Prebiotics are non-digestible dietary fibers that selectively stimulate the growth of beneficial colon bacteria in the host’s microbiota. Bifidobacteria and lactobacilli are the most well-known of them.
Prebiotics are complex carbohydrates that are not digested by the upper gastrointestinal tract, but rather are fermented in the final section by “good” bacteria present in the colon. Consequently, they are not a source of energy for intestinal cells, but are essential substrates for certain microorganisms, particularly in the vaginal and intestinal microbiota.
Where can you find prebiotics?
Diet is the only source of prebiotics; it’s by eating that you feed your microbiota and thereby influence its diversity and composition. Therefore, a varied diet, favoring foods high in fiber like fresh fruit and vegetables, is the key element in preserving the equilibrium in bacterial flora.
The most-used prebiotics are fructans, particularly inulin, and fructooligosaccharides. Some foods are particularly rich in them:
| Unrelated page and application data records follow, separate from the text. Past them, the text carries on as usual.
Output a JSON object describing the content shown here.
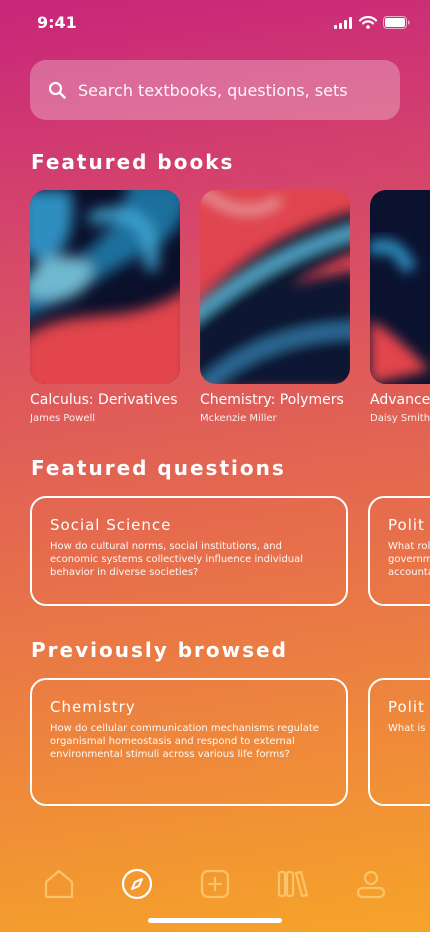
{
  "status_bar": {
    "time": "9:41"
  },
  "search": {
    "placeholder": "Search textbooks, questions, sets"
  },
  "sections": {
    "featured_books": "Featured books",
    "featured_questions": "Featured questions",
    "previously_browsed": "Previously browsed"
  },
  "books": [
    {
      "title": "Calculus: Derivatives",
      "author": "James Powell"
    },
    {
      "title": "Chemistry: Polymers",
      "author": "Mckenzie Miller"
    },
    {
      "title": "Advance",
      "author": "Daisy Smith"
    }
  ],
  "featured_questions": [
    {
      "subject": "Social Science",
      "text": "How do cultural norms, social institutions, and economic systems collectively influence individual behavior in diverse societies?"
    },
    {
      "subject": "Polit",
      "text": "What rol\ngovernm\naccounta"
    }
  ],
  "previously_browsed": [
    {
      "subject": "Chemistry",
      "text": "How do cellular communication mechanisms regulate organismal homeostasis and respond to external environmental stimuli across various life forms?"
    },
    {
      "subject": "Polit",
      "text": "What is"
    }
  ],
  "tabbar": {
    "icons": [
      "home-icon",
      "compass-icon",
      "add-icon",
      "library-icon",
      "profile-icon"
    ],
    "active_index": 1
  }
}
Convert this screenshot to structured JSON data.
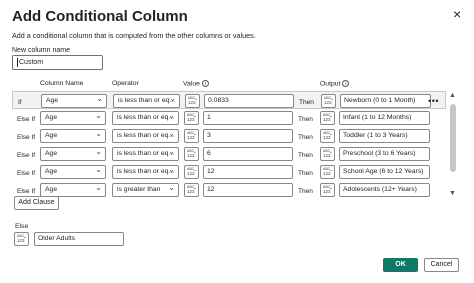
{
  "dialog": {
    "title": "Add Conditional Column",
    "close_glyph": "×",
    "description": "Add a conditional column that is computed from the other columns or values."
  },
  "new_column": {
    "label": "New column name",
    "value": "Custom"
  },
  "headers": {
    "column_name": "Column Name",
    "operator": "Operator",
    "value": "Value",
    "output": "Output",
    "info_glyph": "i"
  },
  "type_icon": {
    "top": "ABC",
    "bottom": "123"
  },
  "then_label": "Then",
  "more_glyph": "•••",
  "rows": [
    {
      "label": "If",
      "column": "Age",
      "operator": "is less than or eq...",
      "value": "0.0833",
      "output": "Newborn (0 to 1 Month)"
    },
    {
      "label": "Else If",
      "column": "Age",
      "operator": "is less than or eq...",
      "value": "1",
      "output": "Infant (1 to 12 Months)"
    },
    {
      "label": "Else If",
      "column": "Age",
      "operator": "is less than or eq...",
      "value": "3",
      "output": "Toddler (1 to 3 Years)"
    },
    {
      "label": "Else If",
      "column": "Age",
      "operator": "is less than or eq...",
      "value": "6",
      "output": "Preschool (3 to 6 Years)"
    },
    {
      "label": "Else If",
      "column": "Age",
      "operator": "is less than or eq...",
      "value": "12",
      "output": "School Age (6 to 12 Years)"
    },
    {
      "label": "Else If",
      "column": "Age",
      "operator": "is greater than",
      "value": "12",
      "output": "Adolescents (12+ Years)"
    }
  ],
  "add_clause_label": "Add Clause",
  "else": {
    "label": "Else",
    "value": "Older Adults"
  },
  "footer": {
    "ok_label": "OK",
    "cancel_label": "Cancel"
  },
  "colors": {
    "primary": "#117865",
    "text": "#252423",
    "border": "#8a8886"
  }
}
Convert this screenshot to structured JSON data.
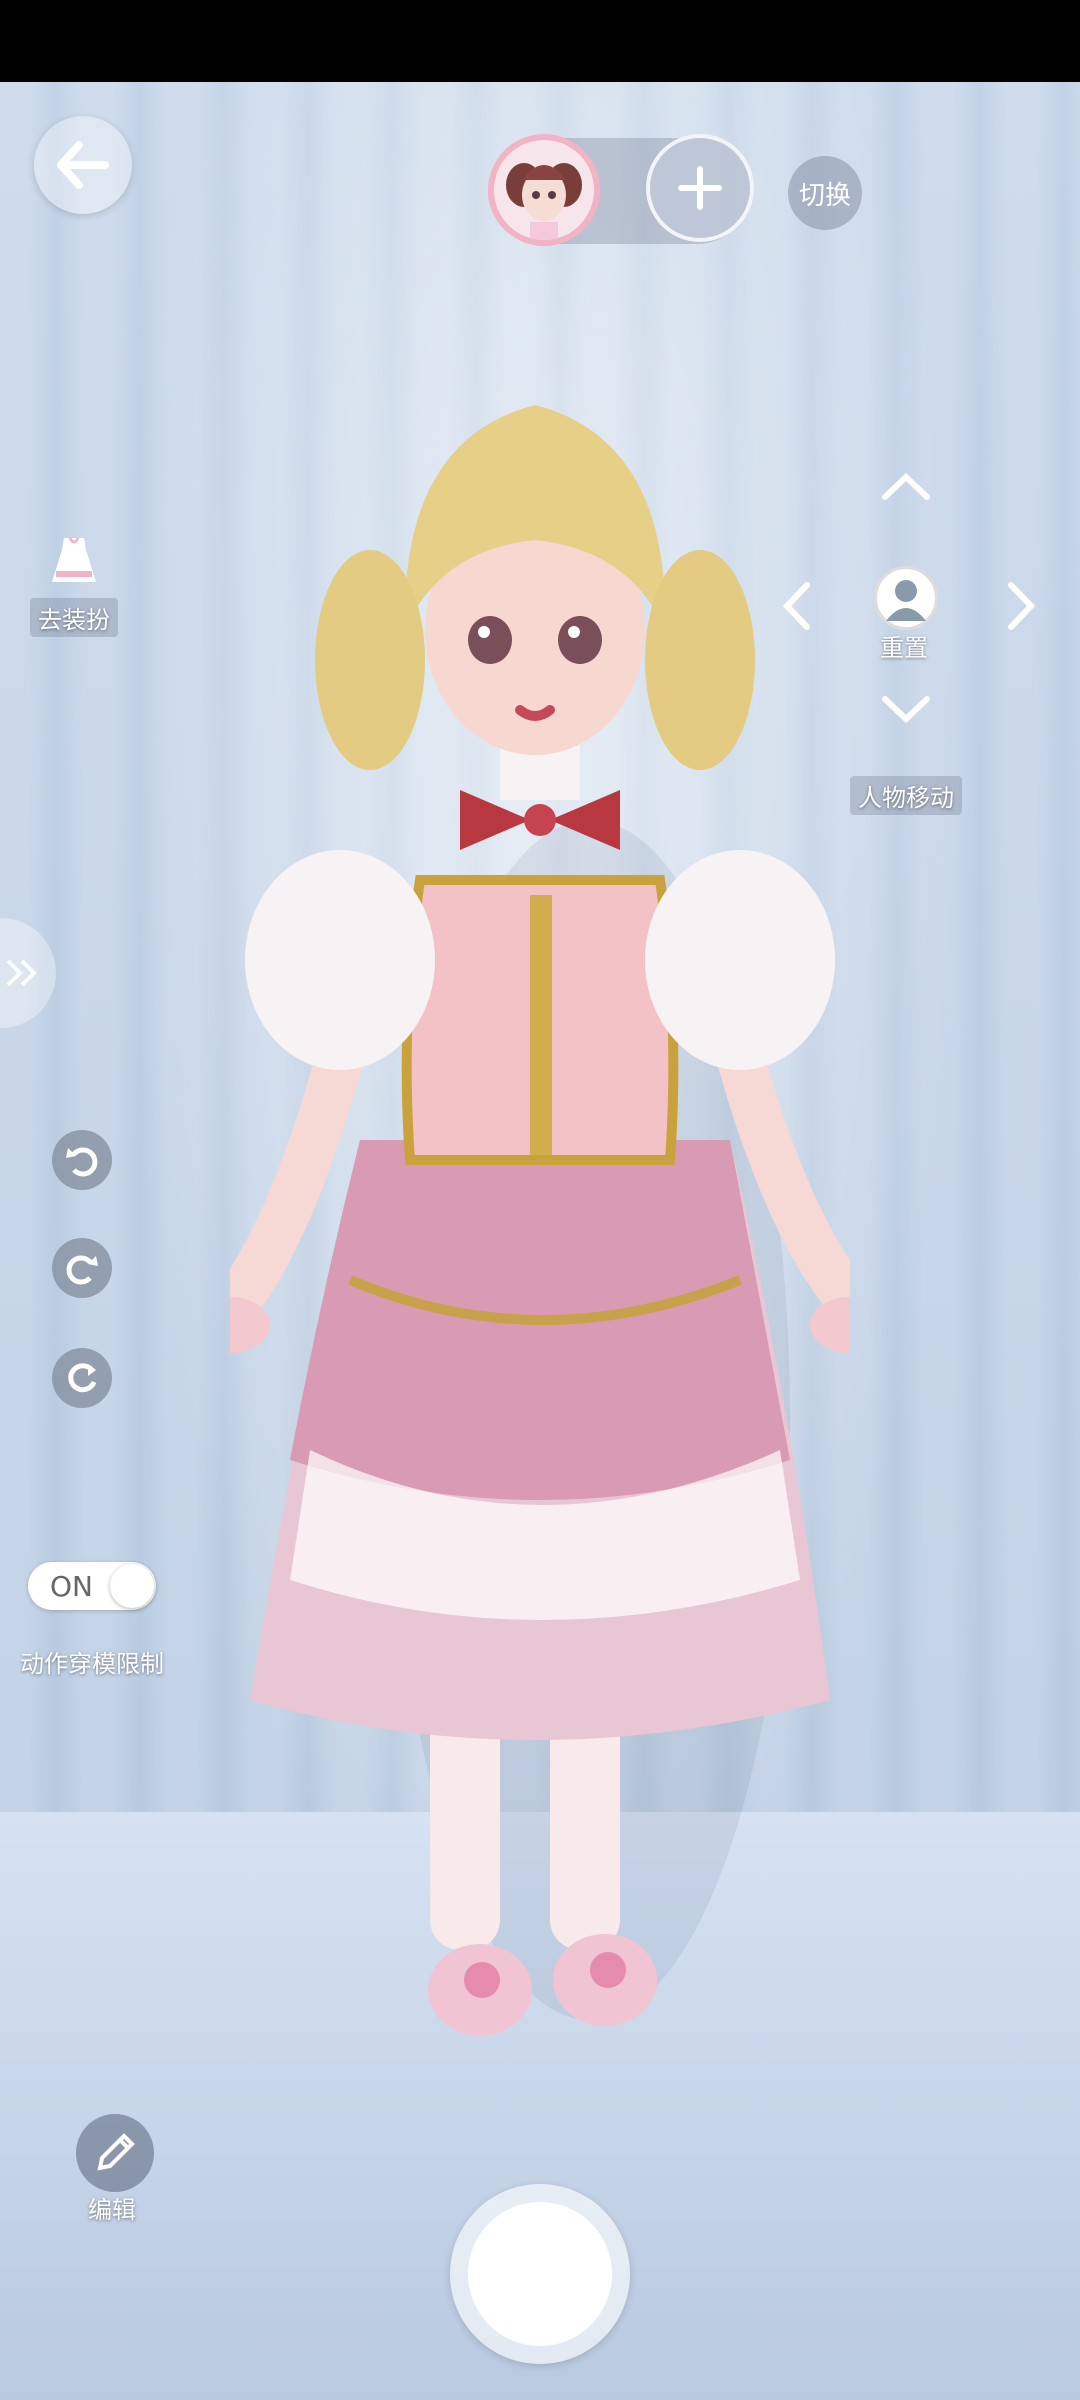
{
  "toolbar": {
    "switch_label": "切换",
    "remove_outfit_label": "去装扮",
    "reset_label": "重置",
    "character_move_label": "人物移动",
    "clip_limit_label": "动作穿模限制",
    "toggle_state": "ON",
    "edit_label": "编辑"
  },
  "icons": {
    "back": "back-arrow-icon",
    "add": "plus-icon",
    "dress": "dress-icon",
    "person": "person-icon",
    "undo": "undo-icon",
    "redo": "redo-icon",
    "refresh": "refresh-icon",
    "edit": "pencil-icon",
    "expand": "double-chevron-right-icon"
  },
  "colors": {
    "accent_pink": "#f2b3c5",
    "stage_blue": "#c9d8ea"
  }
}
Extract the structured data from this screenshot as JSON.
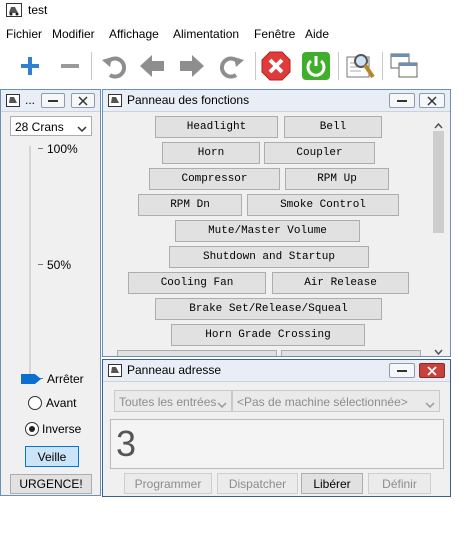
{
  "app": {
    "title": "test"
  },
  "menu": [
    "Fichier",
    "Modifier",
    "Affichage",
    "Alimentation",
    "Fenêtre",
    "Aide"
  ],
  "toolbar": {
    "icons": [
      "plus-icon",
      "minus-icon",
      "undo-icon",
      "arrow-left-icon",
      "arrow-right-icon",
      "redo-icon",
      "stop-icon",
      "power-icon",
      "edit-icon",
      "windows-icon"
    ],
    "colors": {
      "blue": "#2f7fd6",
      "gray": "#8e8e8e",
      "red": "#e03a3a",
      "green": "#3fae2a"
    }
  },
  "throttle": {
    "title": "...",
    "speed_steps": "28 Crans",
    "label_100": "100%",
    "label_50": "50%",
    "speed_value": 0,
    "stop_label": "Arrêter",
    "forward_label": "Avant",
    "reverse_label": "Inverse",
    "direction": "Inverse",
    "idle_label": "Veille",
    "emergency_label": "URGENCE!"
  },
  "functions": {
    "title": "Panneau des fonctions",
    "rows": [
      [
        "Headlight",
        "Bell"
      ],
      [
        "Horn",
        "Coupler"
      ],
      [
        "Compressor",
        "RPM Up"
      ],
      [
        "RPM Dn",
        "Smoke Control"
      ],
      [
        "Mute/Master Volume"
      ],
      [
        "Shutdown and Startup"
      ],
      [
        "Cooling Fan",
        "Air Release"
      ],
      [
        "Brake Set/Release/Squeal"
      ],
      [
        "Horn Grade Crossing"
      ]
    ]
  },
  "address": {
    "title": "Panneau adresse",
    "filter": "Toutes les entrées",
    "machine_placeholder": "<Pas de machine sélectionnée>",
    "address_value": "3",
    "buttons": {
      "program": "Programmer",
      "dispatch": "Dispatcher",
      "release": "Libérer",
      "define": "Définir"
    }
  }
}
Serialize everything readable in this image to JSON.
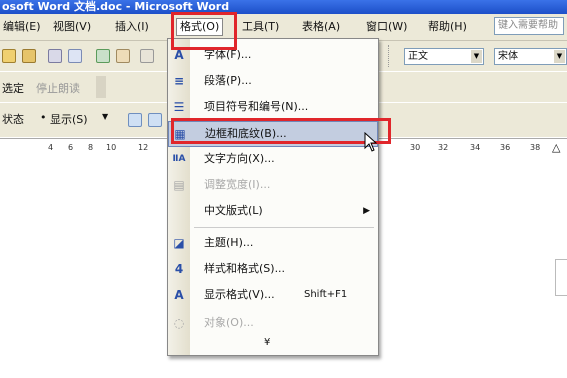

- bananas, tomatoes, onions, and garlic contain oligosaccharides,
- endives, chicory, and artichokes contain inulin,
- dry pulses and complete cereals contain resistant starch.
Prebiotics, effects to be confirmed
Prebiotics have great therapeutic potential for diseases associated with dysbiosis, like infectious intestinal diseases or allergies. Nevertheless, like with probiotics, it will be necessary to identify the kind of prebiotic to use, the dose, the route of administration, and to confirm their effectiveness.